From the Short Stack: “Durgnat on Film”

This month's “From the Short Stack” collection is Durgnat on Film by Raymond Durgnat (1939-2002), the Swiss-born English critic who also wrote Luis Buñuel (1967), Jean Renoir (1975), and Films and Feelings (1967). I first read Durgnat on Film as an undergraduate and still revisit that dog-eared copy. I liked him right off because he was as stimulating as any other theorist on the reading list but much more fun. He described the interplay of form and content with pizzazz. His eye was so sharp and his prose so lucid whatever the subject, he could be counted on to deliver the last word.

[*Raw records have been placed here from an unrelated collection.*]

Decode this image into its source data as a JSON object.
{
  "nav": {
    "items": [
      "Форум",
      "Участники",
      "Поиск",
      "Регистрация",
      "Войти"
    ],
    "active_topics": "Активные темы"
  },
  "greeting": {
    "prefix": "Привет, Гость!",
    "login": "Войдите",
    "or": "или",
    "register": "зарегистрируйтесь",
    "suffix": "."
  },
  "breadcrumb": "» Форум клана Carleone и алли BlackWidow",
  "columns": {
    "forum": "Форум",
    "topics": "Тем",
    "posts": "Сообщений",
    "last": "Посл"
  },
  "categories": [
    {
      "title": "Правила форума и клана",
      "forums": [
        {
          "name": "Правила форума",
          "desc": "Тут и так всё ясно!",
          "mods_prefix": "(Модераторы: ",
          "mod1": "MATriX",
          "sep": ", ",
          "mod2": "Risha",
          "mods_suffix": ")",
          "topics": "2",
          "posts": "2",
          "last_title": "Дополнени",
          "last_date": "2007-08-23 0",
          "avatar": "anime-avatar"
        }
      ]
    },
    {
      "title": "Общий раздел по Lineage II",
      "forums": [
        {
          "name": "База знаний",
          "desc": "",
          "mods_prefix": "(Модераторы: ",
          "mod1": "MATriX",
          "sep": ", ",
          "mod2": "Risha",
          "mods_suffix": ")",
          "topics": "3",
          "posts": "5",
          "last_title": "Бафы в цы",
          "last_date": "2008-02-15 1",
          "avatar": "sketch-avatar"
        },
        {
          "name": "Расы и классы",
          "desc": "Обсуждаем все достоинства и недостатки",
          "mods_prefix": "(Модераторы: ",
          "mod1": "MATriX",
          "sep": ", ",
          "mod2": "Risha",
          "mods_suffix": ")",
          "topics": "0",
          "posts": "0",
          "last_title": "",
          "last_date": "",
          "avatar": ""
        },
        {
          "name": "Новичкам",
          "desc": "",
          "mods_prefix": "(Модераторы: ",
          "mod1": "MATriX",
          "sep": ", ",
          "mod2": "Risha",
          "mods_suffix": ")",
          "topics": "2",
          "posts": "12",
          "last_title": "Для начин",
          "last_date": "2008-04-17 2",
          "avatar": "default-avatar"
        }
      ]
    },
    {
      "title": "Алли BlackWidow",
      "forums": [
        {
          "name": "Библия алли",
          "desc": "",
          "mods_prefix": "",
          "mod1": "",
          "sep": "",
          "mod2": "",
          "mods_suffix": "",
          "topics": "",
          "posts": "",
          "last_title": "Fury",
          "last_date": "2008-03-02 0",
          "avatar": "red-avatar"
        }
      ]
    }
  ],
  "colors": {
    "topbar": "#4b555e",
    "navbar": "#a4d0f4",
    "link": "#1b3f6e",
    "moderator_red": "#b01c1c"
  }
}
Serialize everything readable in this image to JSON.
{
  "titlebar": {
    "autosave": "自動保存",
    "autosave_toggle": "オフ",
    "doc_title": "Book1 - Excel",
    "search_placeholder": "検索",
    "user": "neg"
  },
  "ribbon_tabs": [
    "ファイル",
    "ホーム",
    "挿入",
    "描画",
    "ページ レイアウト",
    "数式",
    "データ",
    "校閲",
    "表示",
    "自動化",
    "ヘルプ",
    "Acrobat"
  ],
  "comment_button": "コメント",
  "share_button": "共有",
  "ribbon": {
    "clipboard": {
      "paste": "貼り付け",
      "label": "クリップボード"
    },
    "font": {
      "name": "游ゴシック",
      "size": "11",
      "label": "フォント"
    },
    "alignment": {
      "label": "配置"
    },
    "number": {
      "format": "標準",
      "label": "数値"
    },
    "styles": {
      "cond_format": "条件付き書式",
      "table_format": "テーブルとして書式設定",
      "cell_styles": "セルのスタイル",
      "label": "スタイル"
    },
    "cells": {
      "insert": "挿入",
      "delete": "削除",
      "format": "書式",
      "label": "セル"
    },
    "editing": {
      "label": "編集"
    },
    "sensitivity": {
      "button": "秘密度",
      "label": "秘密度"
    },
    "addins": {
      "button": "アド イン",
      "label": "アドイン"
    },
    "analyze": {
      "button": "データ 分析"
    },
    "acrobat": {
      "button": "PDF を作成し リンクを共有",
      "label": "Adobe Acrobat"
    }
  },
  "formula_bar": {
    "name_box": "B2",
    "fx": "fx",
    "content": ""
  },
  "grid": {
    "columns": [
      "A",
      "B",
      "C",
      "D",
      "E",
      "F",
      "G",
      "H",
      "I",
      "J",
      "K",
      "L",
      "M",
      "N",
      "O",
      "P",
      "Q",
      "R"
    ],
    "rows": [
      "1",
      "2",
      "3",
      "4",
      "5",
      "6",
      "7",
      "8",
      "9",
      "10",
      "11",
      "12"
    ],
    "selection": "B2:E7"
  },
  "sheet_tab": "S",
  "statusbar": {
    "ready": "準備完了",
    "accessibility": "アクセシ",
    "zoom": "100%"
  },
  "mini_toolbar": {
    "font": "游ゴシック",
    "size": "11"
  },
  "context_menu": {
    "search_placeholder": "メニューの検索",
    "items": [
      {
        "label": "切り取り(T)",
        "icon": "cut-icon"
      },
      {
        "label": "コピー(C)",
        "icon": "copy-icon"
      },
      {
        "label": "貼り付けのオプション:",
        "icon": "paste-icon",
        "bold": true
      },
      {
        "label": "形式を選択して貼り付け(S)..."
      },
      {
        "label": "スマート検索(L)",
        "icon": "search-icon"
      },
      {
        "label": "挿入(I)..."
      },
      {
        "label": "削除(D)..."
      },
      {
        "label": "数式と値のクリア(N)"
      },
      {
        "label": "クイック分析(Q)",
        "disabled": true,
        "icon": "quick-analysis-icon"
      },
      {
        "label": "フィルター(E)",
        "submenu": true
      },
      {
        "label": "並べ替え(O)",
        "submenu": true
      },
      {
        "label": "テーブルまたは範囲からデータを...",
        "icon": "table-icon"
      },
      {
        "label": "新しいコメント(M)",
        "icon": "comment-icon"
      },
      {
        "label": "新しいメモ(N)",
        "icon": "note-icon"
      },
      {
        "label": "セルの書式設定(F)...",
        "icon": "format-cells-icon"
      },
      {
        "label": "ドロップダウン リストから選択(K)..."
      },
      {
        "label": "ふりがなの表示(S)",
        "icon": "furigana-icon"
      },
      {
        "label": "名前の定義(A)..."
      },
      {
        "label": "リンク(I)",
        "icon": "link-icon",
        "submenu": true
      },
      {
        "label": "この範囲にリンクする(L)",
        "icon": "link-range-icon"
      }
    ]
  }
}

Analyzing Orson Welles's The Trial he wrote, “Using in some sequences an incessantly roaming camera, in others a flurry of quick cuts, Welles makes all space fidget.” Fritz Lang's American films “...have an American appearance, but are just as 'visual' as his German. He is a master of so arranging his characters in space that a kind of nameless, fatalistic suspense palpitates between them.” In the work of Sergei Eisenstein and Carl Theodor Dreyer, “...we feel not that the actor dominates the image, but that the actor is a part of a visual composition—that he has practically been hammered and planed into shape.” Durgnat was also a master of the comic 180. He backloaded academic sentences with quotable one-liners, a neat trick that made the reader more likely to remember the fact preceding the joke. (“Neorealism died, briefly, around 1953, killed partly by audiences' dislike of its drabness, partly by government dislike for its picture of an Italy where people were poor and it rained all the time.”)